The two women said they are stunned and joyous that the Supreme Court decided not to hear appeals from five states seeking to continue the ban on gay and lesbian marriages.

The Supreme Court decision cleared the way when justices decided against hearing a case on Oklahoma's ban on same-sex marriage. It had already been ruled unconstitutional, but the decision on Monday finalized the change.

10/6/2014 Related Story: Supreme Court Turns Away Same-Sex Marriage Cases

With their court fight, Bishop and Baldwin paved the way for Oklahoma's same-sex couples to get married; and ten years after the couple filed the lawsuit, they signed their marriage license at the Tulsa Courthouse and married at 5 p.m.

The decision wasn't unexpected - it's gone the same way in 2 dozen other states - but the timing was a surprise. The Supreme Court announced they wouldn't hear the case Monday morning - the federal district court lifted the stay about 11:30.

"And that's what we're asking, there should not be any further delay, let marriage equality start today, in Oklahoma," said Toby Jenkins, Tulsa Equality Center.

Gay rights advocates believe hundreds of couples will marry soon and a second couple got a license within minutes of the first.

Josh McCormick and Bill Owens said they tried to get married in Colorado.

“Just before we got there, their attorney general stopped allowing licenses, so once it's legal in Oklahoma, we said we wanted to waste no time and get it done before something else happens,” McCormick said.

Tulsa's Equality Center helped support the legal cause, and leaders there are disappointed the decision does not set a national standard for gay marriage.

It only invalidates the voter approved ban on gay marriage in Oklahoma and states in the 10th circuit court.

Attorney Mike Redman said, "I understand that people have sincere beliefs in this regard, but a persons' individual belief cannot trump a fundamental constitutional right and that's what the 10th circuit said."

The court clerk's office changed the forms to no longer require a name of bride and groom, just two names, so now they're simply listed as applicant.

The lawyers who represented the Tulsa County court clerk said the Supreme Court's decision not to take up the issue means the battle will continue.

The group, Alliance Defending Freedom, said several federal courts still have cases working their way to the Supreme Court. It also said people should decide this issue, not courts.

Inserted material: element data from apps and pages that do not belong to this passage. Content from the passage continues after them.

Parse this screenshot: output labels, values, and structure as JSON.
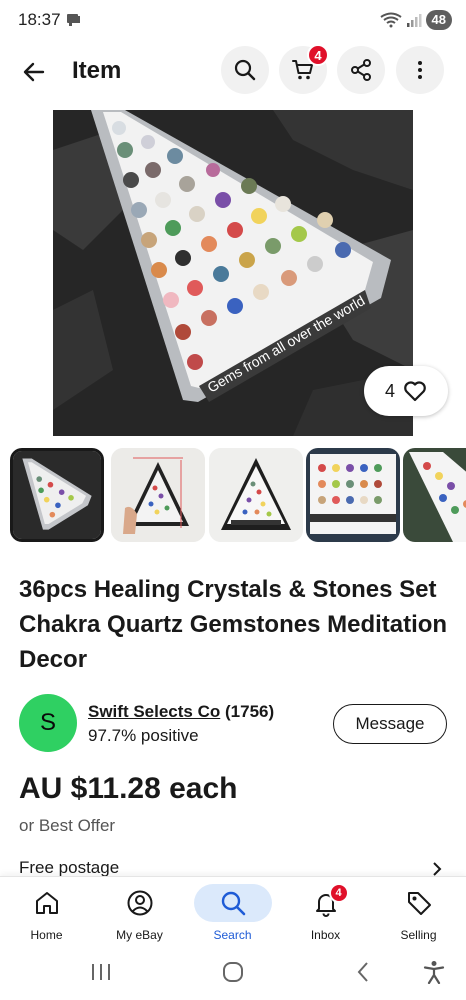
{
  "status_bar": {
    "time": "18:37",
    "battery": "48"
  },
  "header": {
    "title": "Item",
    "cart_count": "4"
  },
  "image": {
    "watch_count": "4",
    "caption": "Gems from all over the world"
  },
  "item": {
    "title": "36pcs Healing Crystals & Stones Set Chakra Quartz Gemstones Meditation Decor"
  },
  "seller": {
    "initial": "S",
    "name": "Swift Selects Co",
    "feedback_count": "(1756)",
    "positive": "97.7% positive",
    "message_label": "Message"
  },
  "pricing": {
    "price": "AU $11.28 each",
    "offer": "or Best Offer",
    "postage": "Free postage"
  },
  "bottom_nav": {
    "items": [
      {
        "label": "Home",
        "icon": "home-icon"
      },
      {
        "label": "My eBay",
        "icon": "account-icon"
      },
      {
        "label": "Search",
        "icon": "search-icon"
      },
      {
        "label": "Inbox",
        "icon": "bell-icon",
        "badge": "4"
      },
      {
        "label": "Selling",
        "icon": "tag-icon"
      }
    ]
  },
  "colors": {
    "accent": "#1e5bd6",
    "badge": "#e0102a",
    "avatar": "#2fd062"
  }
}
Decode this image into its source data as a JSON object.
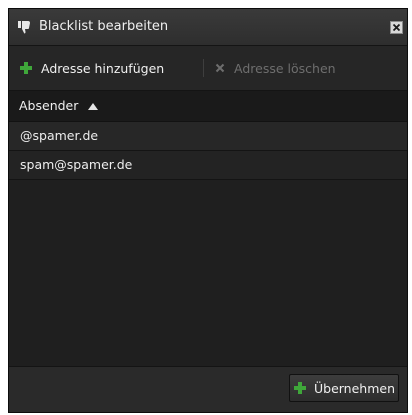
{
  "window": {
    "title": "Blacklist bearbeiten",
    "title_icon": "thumbs-down-icon",
    "close_icon": "close-icon"
  },
  "toolbar": {
    "add_label": "Adresse hinzufügen",
    "add_icon": "plus-icon",
    "delete_label": "Adresse löschen",
    "delete_icon": "x-icon",
    "delete_enabled": false
  },
  "grid": {
    "column_header": "Absender",
    "sort": "ascending",
    "rows": [
      {
        "sender": "@spamer.de"
      },
      {
        "sender": "spam@spamer.de"
      }
    ]
  },
  "footer": {
    "apply_label": "Übernehmen",
    "apply_icon": "plus-icon"
  },
  "colors": {
    "accent_green": "#3fa73a",
    "background": "#1f1f1f",
    "disabled_text": "#6e6e6e"
  }
}
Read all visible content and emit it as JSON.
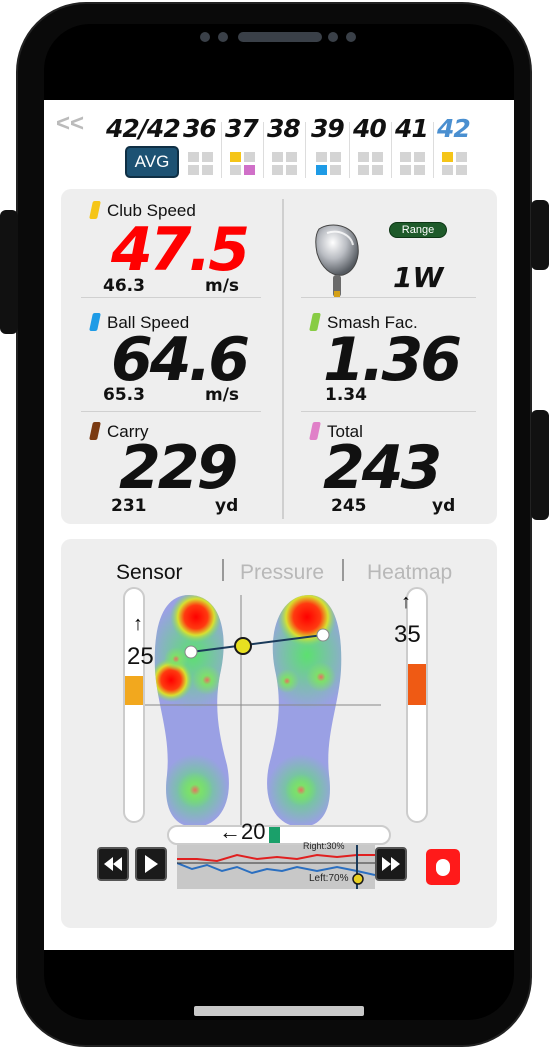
{
  "shots": {
    "back": "<<",
    "current": "42/42",
    "avg_label": "AVG",
    "items": [
      {
        "number": "36",
        "color": "#111111"
      },
      {
        "number": "37",
        "color": "#111111"
      },
      {
        "number": "38",
        "color": "#111111"
      },
      {
        "number": "39",
        "color": "#111111"
      },
      {
        "number": "40",
        "color": "#111111"
      },
      {
        "number": "41",
        "color": "#111111"
      },
      {
        "number": "42",
        "color": "#4a8fd0"
      }
    ]
  },
  "metrics": {
    "club_speed": {
      "label": "Club Speed",
      "value": "47.5",
      "avg": "46.3",
      "unit": "m/s",
      "color": "#f5c518",
      "value_color": "#ff0000"
    },
    "ball_speed": {
      "label": "Ball Speed",
      "value": "64.6",
      "avg": "65.3",
      "unit": "m/s",
      "color": "#1e9be6"
    },
    "carry": {
      "label": "Carry",
      "value": "229",
      "avg": "231",
      "unit": "yd",
      "color": "#7a3a12"
    },
    "smash": {
      "label": "Smash Fac.",
      "value": "1.36",
      "avg": "1.34",
      "color": "#88cc44"
    },
    "total": {
      "label": "Total",
      "value": "243",
      "avg": "245",
      "unit": "yd",
      "color": "#e080c8"
    },
    "club": {
      "range_label": "Range",
      "club_name": "1W"
    }
  },
  "sensor": {
    "tabs": {
      "sensor": "Sensor",
      "pressure": "Pressure",
      "heatmap": "Heatmap"
    },
    "left_value": "25",
    "right_value": "35",
    "bottom_value": "20",
    "left_up_arrow": "↑",
    "right_up_arrow": "↑",
    "bottom_arrow": "←",
    "graph_right_label": "Right:30%",
    "graph_left_label": "Left:70%"
  }
}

Oklahoma's Attorney General, Scott Pruitt agreed. He said the Supreme Court recognized that marriage is a state institution in a 2013 ruling and said states should determine what constitutes the definition of marriage.

Pruitt said that makes Monday's decision not to take up the cases even more troubling to him.

It's been ten years since Oklahomans voted to ban same sex marriage here, but we know opinions can change with time, so we polled hundreds of respondents at the end of August to find out what they thought the Supreme Court should do.

According to the results, 57 percent said the court should uphold Oklahoma's ban on same sex marriage, 32 percent said the justices should decide the ban is unconstitutional and about 11 percent didn't have an opinion.

The poll has about a four percent margin of error.